CBS News executives made a safe choice in promoting Pelley, a seasoned journalist who’s respected among the rank-and-file. But installing a 53-year-old, gray-haired white guy behind the anchor desk isn't the type of move that can be expected to start quickly drawing new, younger viewers. He's also unlikely to pull in viewers through social media.
“How many characters can you use on Twitter?” Pelley asked HuffPost. When told 140, Pelley said that constraint makes it “hard to give you much depth.” Couric, by contrast, is a frequent Twitter user with over 180,000 followers.
“Scott is not a celebrity, as it were,” said Bob Schieffer, host of CBS’s “Face the Nation.” “Nor does he want to be. He is a hard-nosed journalist. What you’ll see Scott do is concentrate on the journalism here and not the promotion.”
Pelley clearly doesn’t have the star wattage of his predecessor. Couric arrived at the CBS anchor desk in Sept. 2006 amid great media fanfare. But while Couric racked up journalism awards and critical praise, her fame didn’t help lift the newscast out of third place, where it had been since long before her arrival. While NBC’s Brian Williams brought in 8.86 million total viewers last week, and ABC’s Diane Sawyer was close behind with 8.28 million viewers, CBS ranked a distant third, attracting only 5.74 million viewers.
Given that high expectations for Couric to improve ratings hadn't been met, reporters churned out breathless reports that she was heading for the door. And such speculation only increased as Couric’s contract neared its end this coming June. Couric finally shut down the guessing game last week by telling People magazine she was leaving the evening newscast.

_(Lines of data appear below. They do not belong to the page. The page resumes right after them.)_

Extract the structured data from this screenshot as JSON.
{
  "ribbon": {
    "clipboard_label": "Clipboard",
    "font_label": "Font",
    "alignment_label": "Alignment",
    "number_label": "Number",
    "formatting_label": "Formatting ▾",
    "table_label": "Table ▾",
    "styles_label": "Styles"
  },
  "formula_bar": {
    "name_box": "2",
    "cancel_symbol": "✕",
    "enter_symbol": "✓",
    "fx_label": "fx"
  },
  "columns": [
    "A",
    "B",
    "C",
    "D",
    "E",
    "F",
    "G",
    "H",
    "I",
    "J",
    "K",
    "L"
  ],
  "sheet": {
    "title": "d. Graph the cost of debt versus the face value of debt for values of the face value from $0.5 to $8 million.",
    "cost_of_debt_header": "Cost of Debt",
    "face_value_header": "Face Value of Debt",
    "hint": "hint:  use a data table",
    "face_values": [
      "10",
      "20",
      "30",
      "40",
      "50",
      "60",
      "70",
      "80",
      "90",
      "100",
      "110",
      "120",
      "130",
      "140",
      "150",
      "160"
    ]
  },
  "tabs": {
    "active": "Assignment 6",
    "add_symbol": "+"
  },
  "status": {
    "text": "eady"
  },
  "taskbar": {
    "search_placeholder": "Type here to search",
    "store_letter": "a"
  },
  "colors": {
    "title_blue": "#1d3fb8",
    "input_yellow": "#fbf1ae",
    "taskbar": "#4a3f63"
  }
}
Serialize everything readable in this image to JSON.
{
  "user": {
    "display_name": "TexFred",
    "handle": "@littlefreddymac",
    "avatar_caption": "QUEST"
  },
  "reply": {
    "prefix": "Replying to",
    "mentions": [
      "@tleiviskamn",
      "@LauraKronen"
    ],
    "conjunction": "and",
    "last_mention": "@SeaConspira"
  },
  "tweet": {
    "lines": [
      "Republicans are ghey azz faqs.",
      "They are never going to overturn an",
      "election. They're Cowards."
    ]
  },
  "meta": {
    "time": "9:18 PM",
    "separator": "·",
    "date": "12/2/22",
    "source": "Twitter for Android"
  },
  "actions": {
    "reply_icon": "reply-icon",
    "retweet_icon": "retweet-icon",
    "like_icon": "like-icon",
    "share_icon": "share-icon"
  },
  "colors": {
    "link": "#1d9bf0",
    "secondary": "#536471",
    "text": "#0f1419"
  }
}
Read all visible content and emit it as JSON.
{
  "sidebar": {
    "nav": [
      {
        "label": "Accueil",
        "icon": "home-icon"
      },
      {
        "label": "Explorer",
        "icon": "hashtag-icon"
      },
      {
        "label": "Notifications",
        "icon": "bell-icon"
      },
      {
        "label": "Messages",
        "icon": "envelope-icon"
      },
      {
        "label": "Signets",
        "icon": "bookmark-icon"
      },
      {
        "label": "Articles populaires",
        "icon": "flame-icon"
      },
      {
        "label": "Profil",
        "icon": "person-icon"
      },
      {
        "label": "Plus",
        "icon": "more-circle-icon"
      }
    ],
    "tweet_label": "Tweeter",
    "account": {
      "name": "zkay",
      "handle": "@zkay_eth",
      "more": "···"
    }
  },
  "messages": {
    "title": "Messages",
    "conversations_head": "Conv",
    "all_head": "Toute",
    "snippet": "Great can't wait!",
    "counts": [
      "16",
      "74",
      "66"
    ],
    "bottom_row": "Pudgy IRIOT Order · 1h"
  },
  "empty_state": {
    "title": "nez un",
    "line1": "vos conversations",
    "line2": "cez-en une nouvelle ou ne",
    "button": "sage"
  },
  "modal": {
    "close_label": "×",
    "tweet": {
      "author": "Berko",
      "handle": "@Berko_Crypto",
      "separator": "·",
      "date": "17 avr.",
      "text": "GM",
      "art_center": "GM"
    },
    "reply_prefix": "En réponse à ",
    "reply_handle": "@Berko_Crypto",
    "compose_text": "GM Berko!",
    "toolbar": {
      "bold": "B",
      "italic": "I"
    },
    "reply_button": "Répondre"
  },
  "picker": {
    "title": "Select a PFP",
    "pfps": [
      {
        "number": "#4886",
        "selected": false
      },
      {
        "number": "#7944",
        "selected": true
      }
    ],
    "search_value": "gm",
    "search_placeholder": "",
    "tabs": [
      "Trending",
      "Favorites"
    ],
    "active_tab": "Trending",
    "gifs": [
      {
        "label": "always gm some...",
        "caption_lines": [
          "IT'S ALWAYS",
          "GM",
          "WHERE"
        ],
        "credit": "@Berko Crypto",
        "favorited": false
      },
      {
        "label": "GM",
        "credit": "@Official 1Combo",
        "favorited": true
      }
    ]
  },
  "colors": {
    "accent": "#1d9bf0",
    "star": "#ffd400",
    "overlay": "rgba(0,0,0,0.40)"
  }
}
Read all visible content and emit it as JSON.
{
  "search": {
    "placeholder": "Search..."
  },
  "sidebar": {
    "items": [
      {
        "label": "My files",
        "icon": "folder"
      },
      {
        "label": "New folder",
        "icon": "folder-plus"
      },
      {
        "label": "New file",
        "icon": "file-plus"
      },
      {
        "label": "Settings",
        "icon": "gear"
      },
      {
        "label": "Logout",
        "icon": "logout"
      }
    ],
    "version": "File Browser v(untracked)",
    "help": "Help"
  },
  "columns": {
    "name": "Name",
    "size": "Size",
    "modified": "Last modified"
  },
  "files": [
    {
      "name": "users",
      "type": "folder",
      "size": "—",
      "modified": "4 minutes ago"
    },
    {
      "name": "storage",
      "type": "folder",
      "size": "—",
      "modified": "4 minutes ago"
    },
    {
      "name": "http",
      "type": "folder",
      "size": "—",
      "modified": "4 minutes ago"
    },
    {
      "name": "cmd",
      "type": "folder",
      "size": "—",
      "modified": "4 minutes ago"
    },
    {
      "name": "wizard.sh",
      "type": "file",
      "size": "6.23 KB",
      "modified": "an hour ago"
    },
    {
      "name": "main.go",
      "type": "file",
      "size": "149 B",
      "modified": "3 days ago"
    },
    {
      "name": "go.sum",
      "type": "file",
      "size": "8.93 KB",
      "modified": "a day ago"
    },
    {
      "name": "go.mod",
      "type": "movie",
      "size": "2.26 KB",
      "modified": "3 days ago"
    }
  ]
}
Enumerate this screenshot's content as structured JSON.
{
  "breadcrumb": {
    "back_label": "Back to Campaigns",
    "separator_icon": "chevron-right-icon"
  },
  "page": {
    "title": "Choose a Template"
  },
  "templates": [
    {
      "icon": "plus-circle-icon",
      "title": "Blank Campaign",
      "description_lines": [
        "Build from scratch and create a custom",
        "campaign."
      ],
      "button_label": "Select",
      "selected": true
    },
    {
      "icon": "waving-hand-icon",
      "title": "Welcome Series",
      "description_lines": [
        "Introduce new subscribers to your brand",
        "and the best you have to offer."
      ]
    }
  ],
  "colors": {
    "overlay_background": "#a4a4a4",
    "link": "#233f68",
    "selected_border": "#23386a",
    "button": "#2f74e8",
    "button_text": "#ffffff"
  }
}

Inside CBS, staffers were relieved by news of the decision.
“I think there’s a general sense of relief that the distraction of the story is over,” one CBS staffer told The Huffington Post. “The writing’s been on the wall for a while,” added another. A third staff member described the endless Couric speculation as “pretty tumultuous” for the news division.
Pelley receives high marks from his colleagues and Schieffer said he was “very warmly received" on Wednesday.
“I was standing there listening to him, and it occurred to me that he was saying ‘we’ about six times more than he was saying ‘I,’” Schieffer said. “He came down here and said, ‘I need your help. Together we can put together an evening newscast that we can all be proud of.’”
And Schieffer believes that the evening newscasts are still “very important and very relevant.”
“I still think there’s going to be a place toward the end of the workday where people can basically turn on and find out what happened that day,” Schieffer said. “I still think there’s a market for that.”
Pelley agrees the evening newscasts hold an important place in the world and argues that cable news hosts get an amount of media attention that's disproportionate to the size of their audiences. “People are so tired of the shouting, the thinly veiled opinion -- all that sort of thing,” he said of conversations he's had around the country. “People say, 'why can’t the news be like “60 Minutes?'” Pelley hopes it can be.